Course: Anti-Black Racism in the U.S. and Building a Unified Society
Faculty Mentor: Carol Mansour
Lead Faculty: Jeanais Brodie
Anti-Black Racism in the U.S. and Building a Unified Society, one of the Wilmette Institute’s most popular courses, ended in April. It had some 113 students, five faculty mentors in addition to the lead faculty, and 12 Teaching Assistants. The course was studded with amazing articles, weekly Zoom sessions, an upstander workshop (more on that term later), and viewings of two plays on racism by Najee Brown (The Bus Stop and Stokely and Martin.)

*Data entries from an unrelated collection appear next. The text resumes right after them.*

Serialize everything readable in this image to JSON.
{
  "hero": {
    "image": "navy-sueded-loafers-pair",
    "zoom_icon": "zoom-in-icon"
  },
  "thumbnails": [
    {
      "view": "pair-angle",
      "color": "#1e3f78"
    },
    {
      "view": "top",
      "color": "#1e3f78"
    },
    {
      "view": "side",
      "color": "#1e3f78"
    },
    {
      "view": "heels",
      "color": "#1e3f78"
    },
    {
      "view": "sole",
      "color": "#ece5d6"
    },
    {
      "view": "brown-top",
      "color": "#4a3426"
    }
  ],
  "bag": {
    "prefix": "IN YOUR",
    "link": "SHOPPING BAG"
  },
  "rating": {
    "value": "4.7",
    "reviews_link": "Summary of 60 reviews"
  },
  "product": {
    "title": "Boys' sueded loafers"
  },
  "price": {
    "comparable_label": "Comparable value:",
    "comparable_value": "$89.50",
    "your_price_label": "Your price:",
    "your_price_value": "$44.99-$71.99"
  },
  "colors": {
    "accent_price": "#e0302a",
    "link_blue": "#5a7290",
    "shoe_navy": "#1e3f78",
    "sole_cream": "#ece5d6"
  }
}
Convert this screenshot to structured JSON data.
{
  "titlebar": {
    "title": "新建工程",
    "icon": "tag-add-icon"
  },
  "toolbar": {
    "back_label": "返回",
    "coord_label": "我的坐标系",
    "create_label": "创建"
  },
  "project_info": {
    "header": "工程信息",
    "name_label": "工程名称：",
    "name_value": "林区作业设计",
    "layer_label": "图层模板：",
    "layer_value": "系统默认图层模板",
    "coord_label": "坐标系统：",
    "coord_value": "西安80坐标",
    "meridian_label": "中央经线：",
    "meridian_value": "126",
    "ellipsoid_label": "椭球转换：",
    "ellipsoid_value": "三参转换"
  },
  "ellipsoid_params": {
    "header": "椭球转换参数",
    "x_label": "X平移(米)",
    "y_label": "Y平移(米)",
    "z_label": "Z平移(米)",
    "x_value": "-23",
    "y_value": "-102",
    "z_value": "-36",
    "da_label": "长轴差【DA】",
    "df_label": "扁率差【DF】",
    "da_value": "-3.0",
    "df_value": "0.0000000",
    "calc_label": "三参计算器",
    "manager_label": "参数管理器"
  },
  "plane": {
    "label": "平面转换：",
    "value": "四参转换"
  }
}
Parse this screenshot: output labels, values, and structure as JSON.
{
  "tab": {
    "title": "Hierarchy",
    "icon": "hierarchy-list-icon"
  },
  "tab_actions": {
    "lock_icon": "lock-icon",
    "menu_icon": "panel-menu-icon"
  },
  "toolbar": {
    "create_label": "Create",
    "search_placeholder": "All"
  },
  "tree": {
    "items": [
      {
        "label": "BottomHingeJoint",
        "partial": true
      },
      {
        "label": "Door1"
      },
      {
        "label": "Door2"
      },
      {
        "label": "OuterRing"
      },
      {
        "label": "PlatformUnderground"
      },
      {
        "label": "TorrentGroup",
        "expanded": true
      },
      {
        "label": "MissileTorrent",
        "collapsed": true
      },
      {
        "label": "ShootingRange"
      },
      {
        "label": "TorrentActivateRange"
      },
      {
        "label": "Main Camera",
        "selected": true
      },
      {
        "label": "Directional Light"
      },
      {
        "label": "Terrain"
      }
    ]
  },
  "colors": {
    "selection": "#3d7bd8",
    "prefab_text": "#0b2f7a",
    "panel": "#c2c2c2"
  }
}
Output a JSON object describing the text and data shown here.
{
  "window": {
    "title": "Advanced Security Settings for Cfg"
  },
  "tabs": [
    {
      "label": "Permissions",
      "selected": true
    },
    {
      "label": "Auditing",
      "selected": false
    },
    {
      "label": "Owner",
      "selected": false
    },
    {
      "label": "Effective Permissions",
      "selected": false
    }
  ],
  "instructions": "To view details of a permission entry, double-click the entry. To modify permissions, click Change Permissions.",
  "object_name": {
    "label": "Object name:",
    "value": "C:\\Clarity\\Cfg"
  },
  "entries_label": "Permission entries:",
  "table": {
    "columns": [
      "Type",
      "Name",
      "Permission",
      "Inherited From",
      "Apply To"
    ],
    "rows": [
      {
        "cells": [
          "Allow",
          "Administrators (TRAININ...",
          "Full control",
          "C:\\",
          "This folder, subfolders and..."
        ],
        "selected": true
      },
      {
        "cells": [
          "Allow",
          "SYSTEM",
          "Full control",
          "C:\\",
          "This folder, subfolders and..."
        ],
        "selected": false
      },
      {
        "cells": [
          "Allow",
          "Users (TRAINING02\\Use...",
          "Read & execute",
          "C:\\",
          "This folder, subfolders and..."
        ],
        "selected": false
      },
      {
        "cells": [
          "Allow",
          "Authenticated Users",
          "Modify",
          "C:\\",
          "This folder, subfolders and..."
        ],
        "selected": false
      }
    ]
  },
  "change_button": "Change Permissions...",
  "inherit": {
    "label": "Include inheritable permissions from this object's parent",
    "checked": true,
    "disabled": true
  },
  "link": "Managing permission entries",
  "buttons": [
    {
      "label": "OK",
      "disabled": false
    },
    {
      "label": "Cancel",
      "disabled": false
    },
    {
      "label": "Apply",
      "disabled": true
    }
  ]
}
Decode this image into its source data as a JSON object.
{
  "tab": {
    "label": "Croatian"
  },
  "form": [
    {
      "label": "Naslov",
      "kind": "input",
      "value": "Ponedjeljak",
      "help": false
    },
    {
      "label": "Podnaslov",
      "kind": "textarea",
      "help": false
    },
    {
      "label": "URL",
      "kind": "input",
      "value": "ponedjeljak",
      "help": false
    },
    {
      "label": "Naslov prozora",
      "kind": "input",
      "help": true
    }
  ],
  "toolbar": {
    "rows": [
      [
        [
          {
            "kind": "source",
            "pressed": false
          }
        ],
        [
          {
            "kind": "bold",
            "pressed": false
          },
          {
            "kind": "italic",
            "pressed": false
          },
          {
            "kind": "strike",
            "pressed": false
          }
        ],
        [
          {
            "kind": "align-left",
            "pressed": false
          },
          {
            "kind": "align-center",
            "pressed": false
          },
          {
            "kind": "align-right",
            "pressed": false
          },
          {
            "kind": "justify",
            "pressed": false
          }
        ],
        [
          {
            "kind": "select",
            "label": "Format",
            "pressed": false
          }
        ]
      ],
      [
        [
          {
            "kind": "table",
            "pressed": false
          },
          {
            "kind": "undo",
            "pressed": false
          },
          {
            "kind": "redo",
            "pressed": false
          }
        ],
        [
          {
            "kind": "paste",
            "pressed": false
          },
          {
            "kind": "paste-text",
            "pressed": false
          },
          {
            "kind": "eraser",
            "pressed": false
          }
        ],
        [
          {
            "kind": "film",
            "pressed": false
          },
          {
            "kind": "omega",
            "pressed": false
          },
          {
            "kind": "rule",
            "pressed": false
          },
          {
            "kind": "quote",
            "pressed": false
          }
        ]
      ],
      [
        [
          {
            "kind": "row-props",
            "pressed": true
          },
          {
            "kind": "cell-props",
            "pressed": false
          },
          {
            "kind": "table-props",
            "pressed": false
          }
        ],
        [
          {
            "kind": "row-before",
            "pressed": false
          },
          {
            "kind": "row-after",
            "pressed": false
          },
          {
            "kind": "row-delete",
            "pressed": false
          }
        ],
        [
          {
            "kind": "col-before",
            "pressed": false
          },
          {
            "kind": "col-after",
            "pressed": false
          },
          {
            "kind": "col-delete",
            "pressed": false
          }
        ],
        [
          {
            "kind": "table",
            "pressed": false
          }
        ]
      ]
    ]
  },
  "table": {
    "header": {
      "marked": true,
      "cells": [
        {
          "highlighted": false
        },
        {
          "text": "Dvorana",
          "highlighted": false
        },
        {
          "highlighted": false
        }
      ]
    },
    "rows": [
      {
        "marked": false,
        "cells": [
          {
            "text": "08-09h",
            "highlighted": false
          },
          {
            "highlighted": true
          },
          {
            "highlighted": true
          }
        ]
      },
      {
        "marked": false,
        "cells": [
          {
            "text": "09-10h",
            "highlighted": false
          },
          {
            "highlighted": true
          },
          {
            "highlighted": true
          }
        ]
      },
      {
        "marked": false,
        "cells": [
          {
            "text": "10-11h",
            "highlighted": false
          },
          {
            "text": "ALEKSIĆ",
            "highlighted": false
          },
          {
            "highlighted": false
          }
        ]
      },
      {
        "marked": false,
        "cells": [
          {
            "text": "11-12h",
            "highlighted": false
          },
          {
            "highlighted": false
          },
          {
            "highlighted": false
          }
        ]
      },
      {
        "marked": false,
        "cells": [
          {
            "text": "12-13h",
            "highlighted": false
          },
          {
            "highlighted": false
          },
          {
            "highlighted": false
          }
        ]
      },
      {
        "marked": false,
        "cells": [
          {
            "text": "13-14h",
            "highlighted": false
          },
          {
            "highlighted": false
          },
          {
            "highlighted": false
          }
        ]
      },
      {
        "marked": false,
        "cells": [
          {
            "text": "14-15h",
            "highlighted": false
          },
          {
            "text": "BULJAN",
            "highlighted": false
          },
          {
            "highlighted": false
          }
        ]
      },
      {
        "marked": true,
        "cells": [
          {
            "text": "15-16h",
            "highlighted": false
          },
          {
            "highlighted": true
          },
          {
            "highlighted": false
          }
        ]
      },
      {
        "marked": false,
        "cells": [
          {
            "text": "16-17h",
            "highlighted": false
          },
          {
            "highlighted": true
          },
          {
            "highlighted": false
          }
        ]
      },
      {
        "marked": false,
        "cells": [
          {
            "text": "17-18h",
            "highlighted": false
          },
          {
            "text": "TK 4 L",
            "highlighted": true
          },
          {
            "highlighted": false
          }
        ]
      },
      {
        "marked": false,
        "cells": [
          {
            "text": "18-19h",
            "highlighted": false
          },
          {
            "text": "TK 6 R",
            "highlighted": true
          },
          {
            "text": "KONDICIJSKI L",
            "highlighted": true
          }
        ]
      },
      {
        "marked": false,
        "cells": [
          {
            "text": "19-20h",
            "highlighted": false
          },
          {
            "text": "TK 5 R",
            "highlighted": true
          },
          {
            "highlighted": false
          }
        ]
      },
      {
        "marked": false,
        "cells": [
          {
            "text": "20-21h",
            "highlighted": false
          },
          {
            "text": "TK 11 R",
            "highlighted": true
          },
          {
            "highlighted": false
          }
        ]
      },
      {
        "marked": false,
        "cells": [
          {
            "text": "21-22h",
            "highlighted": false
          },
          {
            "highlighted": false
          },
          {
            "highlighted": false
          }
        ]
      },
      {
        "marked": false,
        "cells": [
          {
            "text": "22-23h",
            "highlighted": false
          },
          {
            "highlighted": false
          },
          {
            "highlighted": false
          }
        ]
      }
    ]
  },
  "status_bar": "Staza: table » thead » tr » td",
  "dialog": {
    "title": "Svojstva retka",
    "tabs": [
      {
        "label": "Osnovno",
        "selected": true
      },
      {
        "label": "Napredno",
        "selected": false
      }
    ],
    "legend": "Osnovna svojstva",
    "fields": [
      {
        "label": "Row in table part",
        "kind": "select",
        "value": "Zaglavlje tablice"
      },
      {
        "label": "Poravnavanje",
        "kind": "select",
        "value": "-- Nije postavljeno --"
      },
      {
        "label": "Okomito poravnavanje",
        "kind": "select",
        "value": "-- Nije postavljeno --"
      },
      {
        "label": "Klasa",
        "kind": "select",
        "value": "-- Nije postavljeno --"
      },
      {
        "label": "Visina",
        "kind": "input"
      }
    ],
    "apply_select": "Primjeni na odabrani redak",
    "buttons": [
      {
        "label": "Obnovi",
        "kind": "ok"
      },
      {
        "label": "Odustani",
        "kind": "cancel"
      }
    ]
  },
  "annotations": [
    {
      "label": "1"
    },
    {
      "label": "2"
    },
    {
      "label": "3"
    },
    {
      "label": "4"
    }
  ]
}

The course examined anti-Black racism and racial prejudice in North American society in some of its most serious manifestations, explored the content and significance of relevant Bahá’í authoritative texts, and considered how Bahá’ís can initiate meaningful conversations and public discourse in a variety of contexts. Anti-Black Racism started by defining race, racism, and prejudice. It then turned to such subjects as colonialism and slavery; the prison/industrial complex; Black Lives Matter and policing issues; white privilege and bias/stereotyping; housing and education segregation; violence against black women; Jim Crow and the Civil Rights Movement; and “one human family”—the experience of the Bahá’í community.
Sounds great, you are thinking. You are right, and you are in luck. The course will be offered again twice this year—a second iteration starts on June 24 and a third one in October. After reading the student comments below, you won’t want to miss the opportunity to learn how you can apply Bahá’í teachings on the eradication of racism to everyday life and community-building efforts. Here is what one student from Racine, Wisconsin, took away from the course. She had six goals for her learning experience, what she calls her Personal Learning Plan.
I received so much more from this course than my Personal Learning Plan! Reflecting on my learning, it seems one has a choice of approaching a course on the history of anti-Black racism as either an intellectual experience or as a participatory experience. It’s possible to study anti-Black racism from a third-person perspective and intellectualize the process, keeping one’s self “safely at a distance.” Or I can use the knowledge to help me see myself as an intimate part of the whole and from the studies realize and take responsibility for my role in the process. This course was for me, the latter, in a very visceral way. I am beginning to understand deeply the harm we have caused to Pupil of the Eye, and I am beginning to understand my role in dismantling racism going forward, especially unconscious bias in Bahá’í communities. [Bahá’u’lláh and ‘Abdu’l-Bahá both refer to people of African descent as the Pupil of the Eye; the phrase has been adopted by many African Americans as a way of referring to themselves.]
I have gained deeper understanding and insights in all topics; previously I understood a “tiny bit” of each topic, but this course has filled in huge knowledge gaps in my understanding. As a result of this deepened knowledge base, my ability to speak with others about racism is more direct and with more confidence.
In terms of experiencing new feelings and attitudes as a result of taking the course on anti-Black racism, I can say this: I am heartbroken at the unjust long-suffering the Pupil of the Eye has endured, as we whites have gone about our business as usual. I am saddened at the lack of Bahá’í response for so, so long. I am grateful that many now are beginning to see, myself included. I am hopeful that this is the time of great change as more and more friends awaken and work to dismantle anti-Black racism. I am confident that humanity will eventually together succeed, because of Bahá’u’lláh’s teaching of the truth of the oneness of humanity. Regardless of the heartbreaking pain we can cause, the truth from Bahá’u’lláh is oneness, and this must come to fruition. . . .
Now that this course has ended, I will strengthen relationships with local anti-racism groups. I am soon co-facilitating a group on unlearning racism for Bahá’ís. I will also continue ongoing grassroots efforts in my neighborhood, building relationships and working with neighborhood protagonists to better understand the needs of our diverse community. I will strive to improve as an upstander [a term used in the course for an ‘active bystander‘ who confronts casual racism when he or she sees it], within Bahá’í communities and in the world at large. And I will continue to educate myself, to continually look within and see how I am doing regarding my own unconscious white bias. For me, this brings new personal meaning to the Words of Bahá’u’lláh cited in the very first section of Ruhi Book 1 [also in Gleanings 305]:
“Beware, O people of Bahá, lest ye walk in the ways of them whose words differ from their deeds.”
Thank you to faculty and teaching assistants. I am eternally grateful for your service.